Hearing loss is a common condition that affects millions of people worldwide, caused by various factors, from aging and exposure to loud noise to certain medical conditions or genetic disorders.
While the impact of hearing loss on communication and quality of life is well-known, increasing evidence suggests a significant link between hearing loss and dementia.
Dementia is a general term that describes a decline in cognitive function severe enough to interfere with daily life. Alzheimer’s disease is the most common cause of dementia, accounting for up to 70% of cases.
Other types of dementia include vascular dementia, frontotemporal dementia, and Lewy body dementia.
The Connection Between Hearing Loss and Dementia
Research shows that people with hearing loss are more likely to develop dementia than those with normal hearing.
One study published in the Journal of the American Medical Association found that people with hearing loss had a 30-40% greater risk of developing dementia than those without hearing loss.
Another study identified hearing impairment as the most prominent risk factor for dementia among 12 potentially modifiable risk factors, including smoking, depression, and less education. In fact, the study found that hearing impairment was associated with 8% of dementia cases.
So, why does hearing loss increase the risk of dementia?
There are several possible explanations.
- Hearing loss can lead to social isolation and depression. People with difficulty hearing may withdraw from social situations and become more isolated. That can lead to depression, which has been linked to an increased risk of dementia.
- Hearing loss can lead to cognitive overload. People with difficulty hearing must use more cognitive resources to understand speech and follow conversations. That can lead to mental fatigue and cognitive overload, which may increase the risk of cognitive decline and dementia.
- Hearing loss can lead to changes in the brain: The brain is a complex organ that relies on sensory input to function correctly. When people have hearing loss, the brain may reorganize itself in response to the reduced input from the ears, leading to changes in the brain associated with cognitive decline and dementia.

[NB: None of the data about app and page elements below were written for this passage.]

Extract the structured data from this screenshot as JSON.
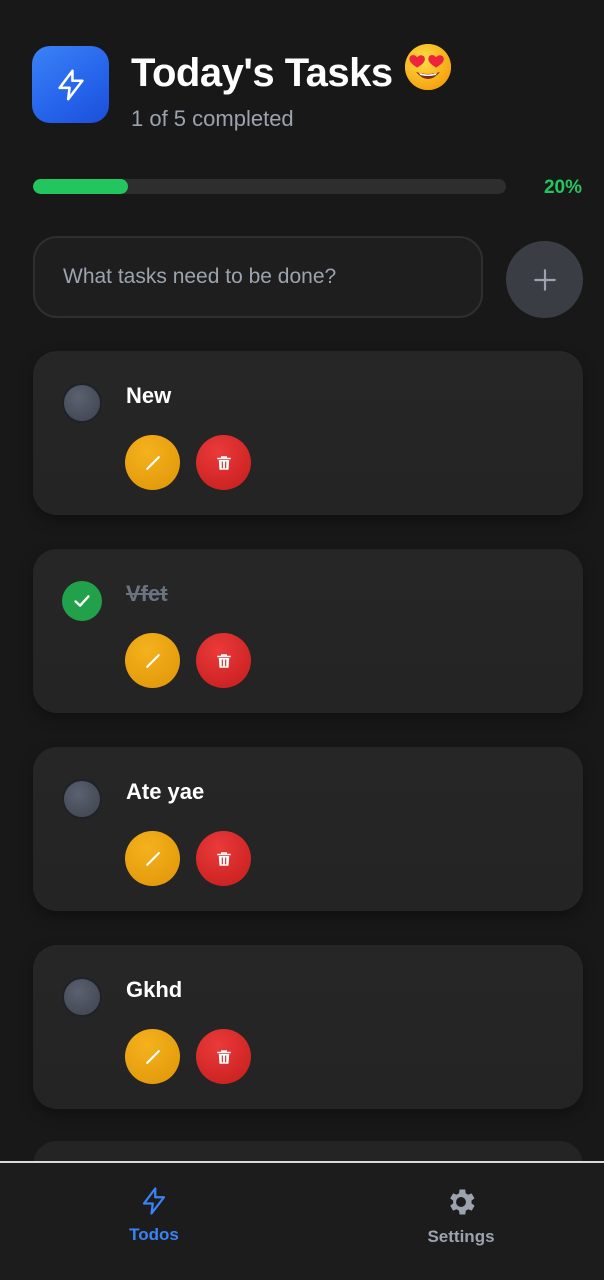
{
  "header": {
    "title": "Today's Tasks",
    "subtitle": "1 of 5 completed",
    "logo_icon": "lightning-bolt-icon",
    "emoji": "heart-eyes-emoji"
  },
  "progress": {
    "value": 0.2,
    "label": "20%",
    "color": "#22c55e"
  },
  "task_input": {
    "placeholder": "What tasks need to be done?",
    "value": ""
  },
  "add_button": {
    "icon": "plus-icon"
  },
  "tasks": [
    {
      "title": "New",
      "completed": false
    },
    {
      "title": "Vfet",
      "completed": true
    },
    {
      "title": "Ate yae",
      "completed": false
    },
    {
      "title": "Gkhd",
      "completed": false
    }
  ],
  "nav": {
    "items": [
      {
        "label": "Todos",
        "icon": "lightning-bolt-icon",
        "active": true
      },
      {
        "label": "Settings",
        "icon": "gear-icon",
        "active": false
      }
    ],
    "active_color": "#3b82f6",
    "inactive_color": "#9ca3af"
  },
  "colors": {
    "background": "#181818",
    "accent": "#2563eb",
    "edit": "#e39a0c",
    "delete": "#cc2222",
    "completed": "#22a14b"
  }
}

It is important to note that the link between untreated hearing loss and dementia is not fully understood. While evidence suggests a link between dementia and hearing loss, more research is needed to determine the exact nature of the relationship between these two conditions.
Despite this uncertainty, there are steps that people can take to reduce their risk of dementia if they have hearing loss.
Early Detection and Treatment Can Turn the Tables on Hearing Loss and Dementia
Early detection and treatment are the best ways to curb an individual’s risk of dementia caused by hearing loss. According to the American Speech-Language-Hearing Association (ASHA), adults should be screened for early signs of hearing loss at least once a decade up to age 50 and in 3-year intervals after that.
There are several treatment options for hearing loss, including hearing aids, cochlear implants, and assistive listening devices.
Hearing aids are the most common treatment for hearing loss and are effective for many people. Cochlear implants are more invasive but may be the right option for people with severe hearing loss who do not benefit from hearing aids.
Assistive listening devices, such as personal amplifiers and FM systems, can also be helpful in certain situations.
In addition to treating hearing loss, there are other steps that people can take to reduce their risk of dementia. These include staying physically active, eating a healthy diet, getting enough sleep, and staying mentally engaged.
Engaging in mentally stimulating activities, such as reading, doing puzzles, or learning a new skill, has been shown to help maintain cognitive function and reduce the risk of dementia.
Untreated Hearing Loss and Dementia: The Bottom Line
Hearing loss is a common condition associated with an increased risk of dementia. While the exact nature of the relationship between dementia and hearing loss is not fully understood, there is growing evidence to suggest a link.
People with hearing loss can reduce their risk of dementia by treating their hearing loss and engaging in healthy behaviors that promote cognitive health.
By taking these steps, people can maintain their quality of life and reduce their risk of developing dementia.
If you or someone you love shows signs and symptoms of hearing loss, Dr. Joseph K. Durán and Yvette Durán Someillán at New Generation Hearing can help.
New Generation Hearing carries the best hearing aids in Miami, with all the latest and most innovative technologies available.
New Generation Hearing is a full-service audiologist in Miami, offering free consultations. Contact us today to find out if you are eligible for insurance coverage.
In one appointment, New Generation Hearing will perform an audiological evaluation, discuss your hearing aid options and fit and train you on hearing aid use and care.
Contact New Generation Hearing today.